Anishnaabekwe, Shelley Knott-Fife, resides where she was raised, in Curve Lake First Nation. With the honour of being mom to son, D.J., and daughter, Jaime, she has a career spanning over 20 years in First Nation education. She has been Curve Lake First Nation’s Education Manager, a provincial school board consultant, an Indigenous Education Officer with the Ontario Ministry of Education and is currently an education specialist with Indigenous Services Canada. A PhD Candidate in Indigenous Studies (Trent) focusing research on Special Education, Shelley has a B.A. (Waterloo), a B.Ed. (Trent) and holds an M.Sc. in Special Education (Purdue).

Shelley Knott-Fife headshot

Cyndy Baskin, PhD, is of Mi’kmaq and Celtic descent. Her clan is the fish and her spirit name translates as “The Woman Who Passes on the Teachings.” She is an Associate Professor in the School of Social Work at X (Ryerson) University in Toronto, Ontario.
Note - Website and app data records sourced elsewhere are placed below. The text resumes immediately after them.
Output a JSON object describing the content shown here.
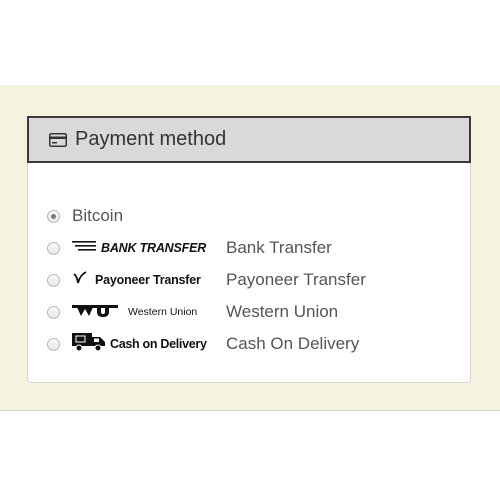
{
  "panel": {
    "title": "Payment method",
    "icon": "credit-card-icon"
  },
  "payment_options": [
    {
      "label": "Bitcoin",
      "selected": true,
      "logo_text": ""
    },
    {
      "label": "Bank Transfer",
      "selected": false,
      "logo_text": "BANK TRANSFER",
      "icon": "bank-transfer-lines-icon"
    },
    {
      "label": "Payoneer Transfer",
      "selected": false,
      "logo_text": "Payoneer Transfer",
      "icon": "payoneer-swoosh-icon"
    },
    {
      "label": "Western Union",
      "selected": false,
      "logo_text": "Western Union",
      "icon": "western-union-wu-icon"
    },
    {
      "label": "Cash On Delivery",
      "selected": false,
      "logo_text": "Cash on Delivery",
      "icon": "delivery-truck-icon"
    }
  ],
  "colors": {
    "band_background": "#f5f3e0",
    "heading_background": "#d9d9d9",
    "heading_border": "#3a3a3a",
    "label_text": "#555555"
  }
}
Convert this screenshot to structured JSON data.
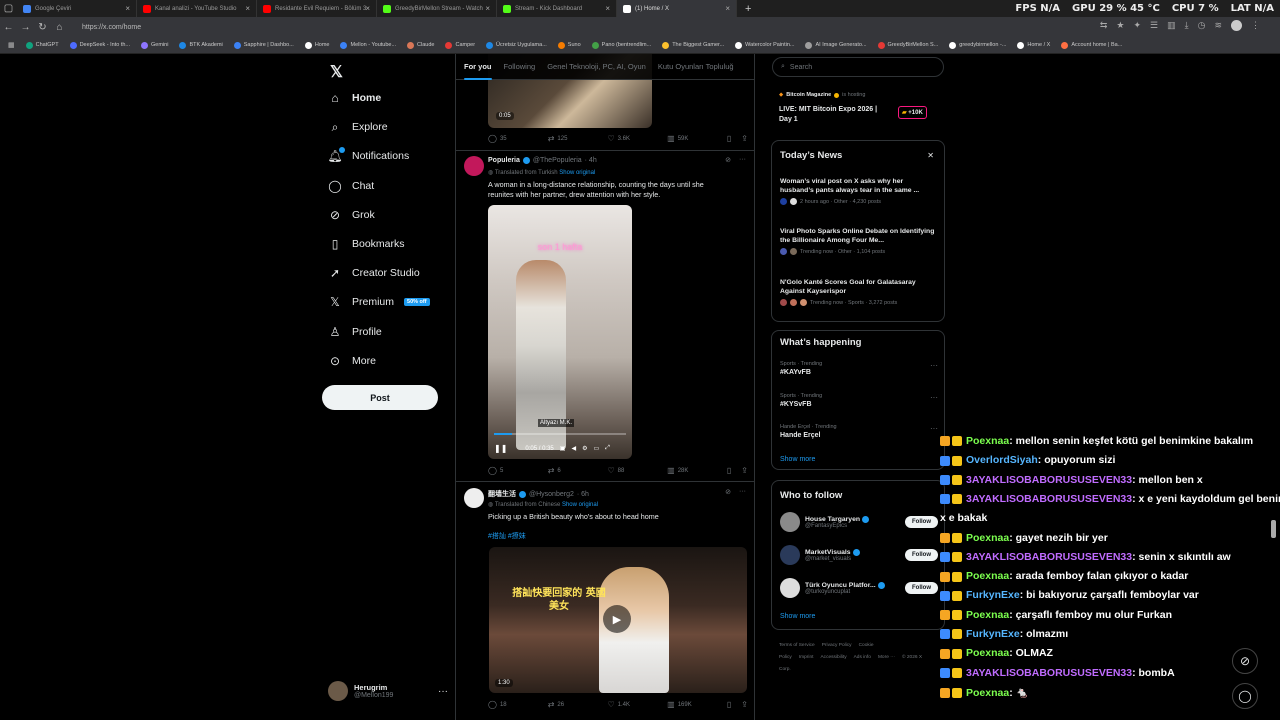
{
  "browser": {
    "tabs": [
      {
        "label": "Google Çeviri",
        "color": "#4285f4",
        "active": false
      },
      {
        "label": "Kanal analizi - YouTube Studio",
        "color": "#ff0000",
        "active": false
      },
      {
        "label": "Residante Evil Requiem - Bölüm 3",
        "color": "#ff0000",
        "active": false
      },
      {
        "label": "GreedyBirMellon Stream - Watch",
        "color": "#53fc18",
        "active": false
      },
      {
        "label": "Stream - Kick Dashboard",
        "color": "#53fc18",
        "active": false
      },
      {
        "label": "(1) Home / X",
        "color": "#ffffff",
        "active": true
      }
    ],
    "new_tab": "+",
    "stats": {
      "fps_label": "FPS",
      "fps_value": "N/A",
      "gpu_label": "GPU",
      "gpu_value": "29 % 45 °C",
      "cpu_label": "CPU",
      "cpu_value": "7 %",
      "lat_label": "LAT",
      "lat_value": "N/A"
    },
    "url": "https://x.com/home",
    "bookmarks": [
      {
        "label": "ChatGPT",
        "color": "#10a37f"
      },
      {
        "label": "DeepSeek - Into th...",
        "color": "#4d6bfe"
      },
      {
        "label": "Gemini",
        "color": "#8e75ff"
      },
      {
        "label": "BTK Akademi",
        "color": "#1e88e5"
      },
      {
        "label": "Sapphire | Dashbo...",
        "color": "#3b82f6"
      },
      {
        "label": "Home",
        "color": "#ffffff"
      },
      {
        "label": "Mellon - Youtube...",
        "color": "#3b82f6"
      },
      {
        "label": "Claude",
        "color": "#d97757"
      },
      {
        "label": "Camper",
        "color": "#e53935"
      },
      {
        "label": "Ücretsiz Uygulama...",
        "color": "#1e88e5"
      },
      {
        "label": "Suno",
        "color": "#f57c00"
      },
      {
        "label": "Pano (bentrendlim...",
        "color": "#43a047"
      },
      {
        "label": "The Biggest Gamer...",
        "color": "#fbc02d"
      },
      {
        "label": "Watercolor Paintin...",
        "color": "#ffffff"
      },
      {
        "label": "AI Image Generato...",
        "color": "#9e9e9e"
      },
      {
        "label": "GreedyBirMellon S...",
        "color": "#e53935"
      },
      {
        "label": "greedybirmellon -...",
        "color": "#ffffff"
      },
      {
        "label": "Home / X",
        "color": "#ffffff"
      },
      {
        "label": "Account home | Ba...",
        "color": "#ff7043"
      }
    ]
  },
  "nav": {
    "logo": "𝕏",
    "items": [
      {
        "label": "Home",
        "icon": "home-icon",
        "glyph": "⌂",
        "bold": true
      },
      {
        "label": "Explore",
        "icon": "search-icon",
        "glyph": "⌕"
      },
      {
        "label": "Notifications",
        "icon": "bell-icon",
        "glyph": "🔔︎",
        "badge": true
      },
      {
        "label": "Chat",
        "icon": "chat-icon",
        "glyph": "◯"
      },
      {
        "label": "Grok",
        "icon": "grok-icon",
        "glyph": "⊘"
      },
      {
        "label": "Bookmarks",
        "icon": "bookmark-icon",
        "glyph": "▯"
      },
      {
        "label": "Creator Studio",
        "icon": "rocket-icon",
        "glyph": "➚"
      },
      {
        "label": "Premium",
        "icon": "x-icon",
        "glyph": "𝕏",
        "tag": "50% off"
      },
      {
        "label": "Profile",
        "icon": "person-icon",
        "glyph": "♙"
      },
      {
        "label": "More",
        "icon": "more-circle-icon",
        "glyph": "⊙"
      }
    ],
    "post_label": "Post",
    "user": {
      "name": "Herugrim",
      "handle": "@Mellon199",
      "more": "···"
    }
  },
  "feed": {
    "tabs": [
      "For you",
      "Following",
      "Genel Teknoloji, PC, AI, Oyun",
      "Kutu Oyunları Topluluğ"
    ],
    "top_video_time": "0:05",
    "top_actions": {
      "replies": "35",
      "reposts": "125",
      "likes": "3.6K",
      "views": "59K"
    },
    "tweet1": {
      "name": "Populeria",
      "handle": "@ThePopuleria",
      "time": "· 4h",
      "translated": "Translated from Turkish",
      "show_original": "Show original",
      "text": "A woman in a long-distance relationship, counting the days until she reunites with her partner, drew attention with her style.",
      "video_caption": "son 1 hafta",
      "video_subtitle": "Altyazı M.K.",
      "video_time": "0:05 / 0:35",
      "actions": {
        "replies": "5",
        "reposts": "6",
        "likes": "88",
        "views": "28K"
      }
    },
    "tweet2": {
      "name": "翻墙生活",
      "handle": "@Hysonberg2",
      "time": "· 6h",
      "translated": "Translated from Chinese",
      "show_original": "Show original",
      "text": "Picking up a British beauty who's about to head home",
      "tags": "#搭訕 #撩妹",
      "video_overlay": "搭訕快要回家的 英國美女",
      "video_time": "1:30",
      "actions": {
        "replies": "18",
        "reposts": "26",
        "likes": "1.4K",
        "views": "169K"
      }
    }
  },
  "right": {
    "search_placeholder": "Search",
    "live": {
      "host": "Bitcoin Magazine",
      "hosting": "is hosting",
      "title": "LIVE: MIT Bitcoin Expo 2026 | Day 1",
      "count": "+10K"
    },
    "news": {
      "title": "Today’s News",
      "close": "✕",
      "items": [
        {
          "title": "Woman’s viral post on X asks why her husband’s pants always tear in the same ...",
          "meta": "2 hours ago · Other · 4,230 posts"
        },
        {
          "title": "Viral Photo Sparks Online Debate on Identifying the Billionaire Among Four Me...",
          "meta": "Trending now · Other · 1,104 posts"
        },
        {
          "title": "N'Golo Kanté Scores Goal for Galatasaray Against Kayserispor",
          "meta": "Trending now · Sports · 3,272 posts"
        }
      ]
    },
    "happening": {
      "title": "What’s happening",
      "trends": [
        {
          "context": "Sports · Trending",
          "name": "#KAYvFB"
        },
        {
          "context": "Sports · Trending",
          "name": "#KYSvFB"
        },
        {
          "context": "Hande Erçel · Trending",
          "name": "Hande Erçel"
        }
      ],
      "show_more": "Show more"
    },
    "follow": {
      "title": "Who to follow",
      "items": [
        {
          "name": "House Targaryen",
          "handle": "@FantasyEpics",
          "color": "#8a8a8a"
        },
        {
          "name": "MarketVisuals",
          "handle": "@market_visuals",
          "color": "#2a3a5a"
        },
        {
          "name": "Türk Oyuncu Platfor...",
          "handle": "@turkoyuncuplat",
          "color": "#dddddd"
        }
      ],
      "button": "Follow",
      "show_more": "Show more"
    },
    "footer": [
      "Terms of Service",
      "Privacy Policy",
      "Cookie Policy",
      "Imprint",
      "Accessibility",
      "Ads info",
      "More ···",
      "© 2026 X Corp."
    ]
  },
  "chat": {
    "messages": [
      {
        "user": "Poexnaa",
        "color": "#7cff4f",
        "text": ": mellon senin keşfet kötü gel benimkine bakalım"
      },
      {
        "user": "OverlordSiyah",
        "color": "#56b6ff",
        "text": ": opuyorum sizi"
      },
      {
        "user": "3AYAKLISOBABORUSUSEVEN33",
        "color": "#c06cff",
        "text": ": mellon ben x"
      },
      {
        "user": "3AYAKLISOBABORUSUSEVEN33",
        "color": "#c06cff",
        "text": ": x e yeni kaydoldum gel benim"
      },
      {
        "user": "",
        "color": "#ffffff",
        "text": "x e bakak"
      },
      {
        "user": "Poexnaa",
        "color": "#7cff4f",
        "text": ": gayet nezih bir yer"
      },
      {
        "user": "3AYAKLISOBABORUSUSEVEN33",
        "color": "#c06cff",
        "text": ": senin x sıkıntılı aw"
      },
      {
        "user": "Poexnaa",
        "color": "#7cff4f",
        "text": ": arada femboy falan çıkıyor o kadar"
      },
      {
        "user": "FurkynExe",
        "color": "#56b6ff",
        "text": ": bi bakıyoruz çarşaflı femboylar var"
      },
      {
        "user": "Poexnaa",
        "color": "#7cff4f",
        "text": ": çarşaflı femboy mu olur Furkan"
      },
      {
        "user": "FurkynExe",
        "color": "#56b6ff",
        "text": ": olmazmı"
      },
      {
        "user": "Poexnaa",
        "color": "#7cff4f",
        "text": ": OLMAZ"
      },
      {
        "user": "3AYAKLISOBABORUSUSEVEN33",
        "color": "#c06cff",
        "text": ": bombA"
      },
      {
        "user": "Poexnaa",
        "color": "#7cff4f",
        "text": ": 🐁"
      }
    ]
  }
}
Her teaching, research and writing interests involve how Indigenous worldviews can inform education, spirituality and anti-violence approaches towards Indigenous women. Prior to joining Ryerson, Cyndy was a social worker for many years within Indigenous agencies and assisted several First Nations communities to set up culture-based programing, the latter of which she continues to do.
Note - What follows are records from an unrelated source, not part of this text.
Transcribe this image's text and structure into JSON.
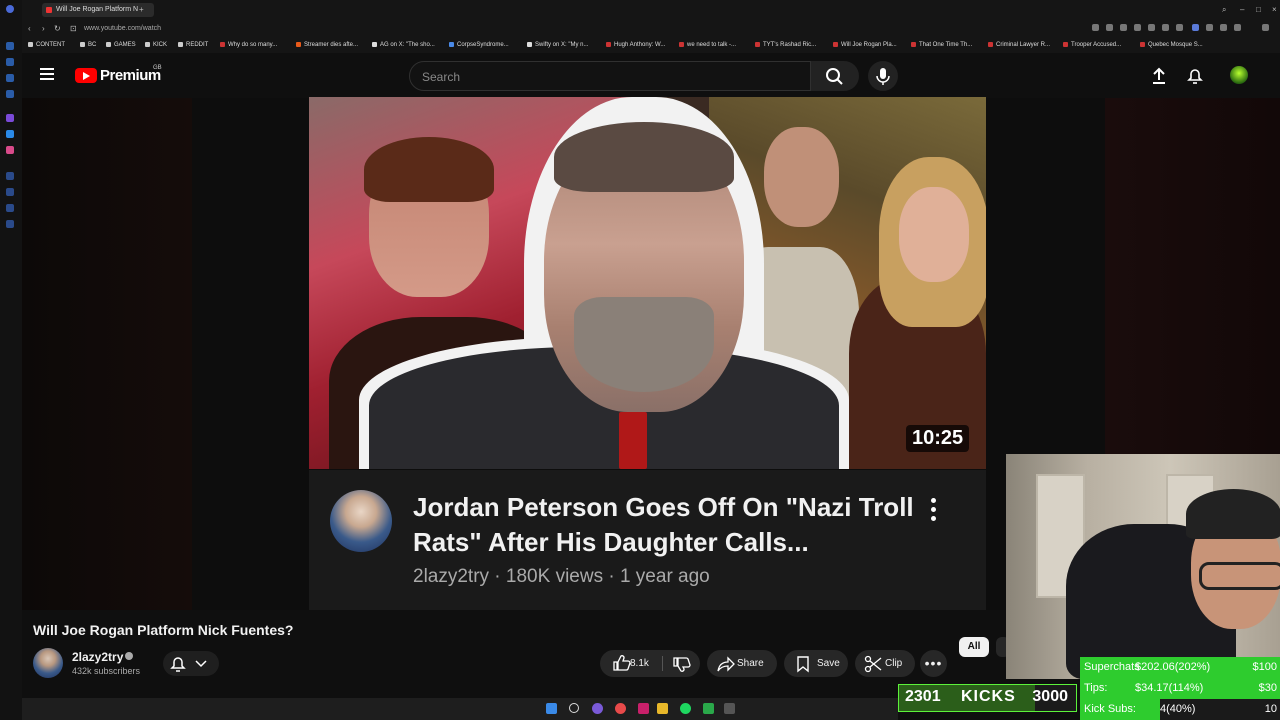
{
  "browser": {
    "tab_title": "Will Joe Rogan Platform N",
    "url": "www.youtube.com/watch",
    "bookmarks": [
      "CONTENT",
      "BC",
      "GAMES",
      "KICK",
      "REDDIT",
      "Why do so many...",
      "Streamer dies afte...",
      "AG on X: \"The sho...",
      "CorpseSyndrome...",
      "Swifty on X: \"My n...",
      "Hugh Anthony: W...",
      "we need to talk -...",
      "TYT's Rashad Ric...",
      "Will Joe Rogan Pla...",
      "That One Time Th...",
      "Criminal Lawyer R...",
      "Trooper Accused...",
      "Quebec Mosque S..."
    ]
  },
  "header": {
    "logo_text": "Premium",
    "region": "GB",
    "search_placeholder": "Search"
  },
  "thumbnail": {
    "duration": "10:25",
    "title": "Jordan Peterson Goes Off On \"Nazi Troll Rats\" After His Daughter Calls...",
    "meta": "2lazy2try · 180K views · 1 year ago"
  },
  "video": {
    "title": "Will Joe Rogan Platform Nick Fuentes?",
    "channel": "2lazy2try",
    "subscribers": "432k subscribers",
    "likes": "8.1k",
    "share_label": "Share",
    "save_label": "Save",
    "clip_label": "Clip",
    "chip_all": "All"
  },
  "overlay": {
    "kicks_current": "2301",
    "kicks_label": "KICKS",
    "kicks_goal": "3000",
    "kicks_progress": 0.767,
    "stats": [
      {
        "name": "Superchats",
        "value": "$202.06(202%)",
        "goal": "$100",
        "progress": 1.0
      },
      {
        "name": "Tips:",
        "value": "$34.17(114%)",
        "goal": "$30",
        "progress": 1.0
      },
      {
        "name": "Kick Subs:",
        "value": "4(40%)",
        "goal": "10",
        "progress": 0.4
      }
    ]
  },
  "colors": {
    "accent_red": "#ff0000",
    "overlay_green": "#2ecc2e"
  }
}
Cyndy Baskin

Darrel J. McLeod is Nehiyaw (Cree) from treaty eight territory in Alberta. Darrel was a chief negotiator of land claims for the federal government and executive director of education and international affairs with the Assembly of First Nations. He holds degrees in French Literature and Education. He is fluent in French, Spanish, English, and is studying Cree. Peyakow: Reclaiming Cree Dignity is his second memoir following the events in his Governor General’s Literary Award-winning Mamaskatch: A Cree Coming of Age. Darrel lives, writes, sings and plays jazz guitar in Sooke, B.C. and Puerto Vallarta, Mexico.
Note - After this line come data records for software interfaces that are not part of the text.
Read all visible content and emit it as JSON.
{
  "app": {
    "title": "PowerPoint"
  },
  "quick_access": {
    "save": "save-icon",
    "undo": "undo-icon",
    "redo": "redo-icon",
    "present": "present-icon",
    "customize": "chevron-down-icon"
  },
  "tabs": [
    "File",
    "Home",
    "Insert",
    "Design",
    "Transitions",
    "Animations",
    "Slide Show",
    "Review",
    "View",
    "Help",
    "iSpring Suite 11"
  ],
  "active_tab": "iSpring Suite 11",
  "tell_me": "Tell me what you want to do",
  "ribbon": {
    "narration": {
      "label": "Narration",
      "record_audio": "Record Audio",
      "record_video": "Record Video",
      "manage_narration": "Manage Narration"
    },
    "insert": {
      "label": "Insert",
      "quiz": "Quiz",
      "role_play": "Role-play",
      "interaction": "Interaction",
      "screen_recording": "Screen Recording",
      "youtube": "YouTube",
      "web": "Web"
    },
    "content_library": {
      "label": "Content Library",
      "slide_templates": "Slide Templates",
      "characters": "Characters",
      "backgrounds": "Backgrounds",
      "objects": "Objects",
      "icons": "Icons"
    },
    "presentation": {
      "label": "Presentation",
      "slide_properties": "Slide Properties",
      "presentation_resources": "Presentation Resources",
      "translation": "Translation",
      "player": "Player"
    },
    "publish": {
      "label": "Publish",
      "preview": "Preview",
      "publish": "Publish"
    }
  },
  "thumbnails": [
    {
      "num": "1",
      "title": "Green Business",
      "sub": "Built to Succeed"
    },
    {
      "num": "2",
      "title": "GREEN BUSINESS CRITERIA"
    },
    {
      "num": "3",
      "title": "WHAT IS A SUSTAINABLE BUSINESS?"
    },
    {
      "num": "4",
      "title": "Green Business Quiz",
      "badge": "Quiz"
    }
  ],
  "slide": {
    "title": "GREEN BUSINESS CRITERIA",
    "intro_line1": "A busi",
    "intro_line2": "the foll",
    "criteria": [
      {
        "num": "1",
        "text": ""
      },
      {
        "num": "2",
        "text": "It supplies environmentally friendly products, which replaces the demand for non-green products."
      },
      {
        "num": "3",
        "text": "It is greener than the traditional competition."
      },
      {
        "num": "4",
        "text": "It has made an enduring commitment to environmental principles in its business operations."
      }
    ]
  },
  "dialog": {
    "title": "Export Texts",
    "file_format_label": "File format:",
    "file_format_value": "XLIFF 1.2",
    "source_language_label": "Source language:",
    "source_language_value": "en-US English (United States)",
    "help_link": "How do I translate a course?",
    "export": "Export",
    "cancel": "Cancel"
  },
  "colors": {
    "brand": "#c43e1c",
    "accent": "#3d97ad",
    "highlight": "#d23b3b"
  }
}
Darrel J. McLeod headshot

Dr. Norma Dunning is a writer, scholar, researcher, professor and grandmother. Her first book, Annie Muktuk and Other Stories, received the Danuta Gleed Literary Award, the Howard O’Hagan Award for Short Story and the Bronze for short stories in the Foreword INDIES Book of the Year Awards. Her collection of poetry, Eskimo Pie, is an Alberta bestseller. Tainna: The Unseen Ones (Douglas & McIntyre) is an honouring to all Inuit who live outside of their land claims areas and who face modern-day life with humour and tenacity and with the strength of the giants they are. Dunning lives in Edmonton, AB.

Norma Dunning Headshot

Si’Yam Lee Maracle is the author of a number of critically acclaimed and award winning works, including Ravensong, Celia’s Song, My Home as I Remember, My Conversations with Canadians and Hope Matters. Maracle has received many awards and recognitions including the Blue Metropolis Festival First Peoples Prize and the Harbourfront Festival Prize. Recently, she was shortlisted for the Neustadt International Award. Maracle is a recipient of the Queen’s Diamond Jubilee Medal and is an Officer of the Order of Canada. A member of the Sto:lo Nation, Maracle lives in Toronto and teaches at the University of Toronto.

Lee Maracle headshot

Christa Couture is an award-winning performing and recording artist, non-fiction writer and broadcaster. She is also proudly Indigenous (mixed Cree and Scandinavian), queer, disabled, and a mom. Her 2016 album Long Time Leaving was nominated for Best Folk Album at Indigenous Music Awards, and her latest album Safe Harbour released in 2020. In 2018, her CBC article and photos on disability and pregnancy went viral. A frequent contributor to CBC Radio, she is currently the weekend morning on-air host at 106.5 elmnt FM in Toronto. Prairie-raised, Couture lived for 17 years in Vancouver, BC, but now calls Toronto home.

Christa Couture by Jen Squires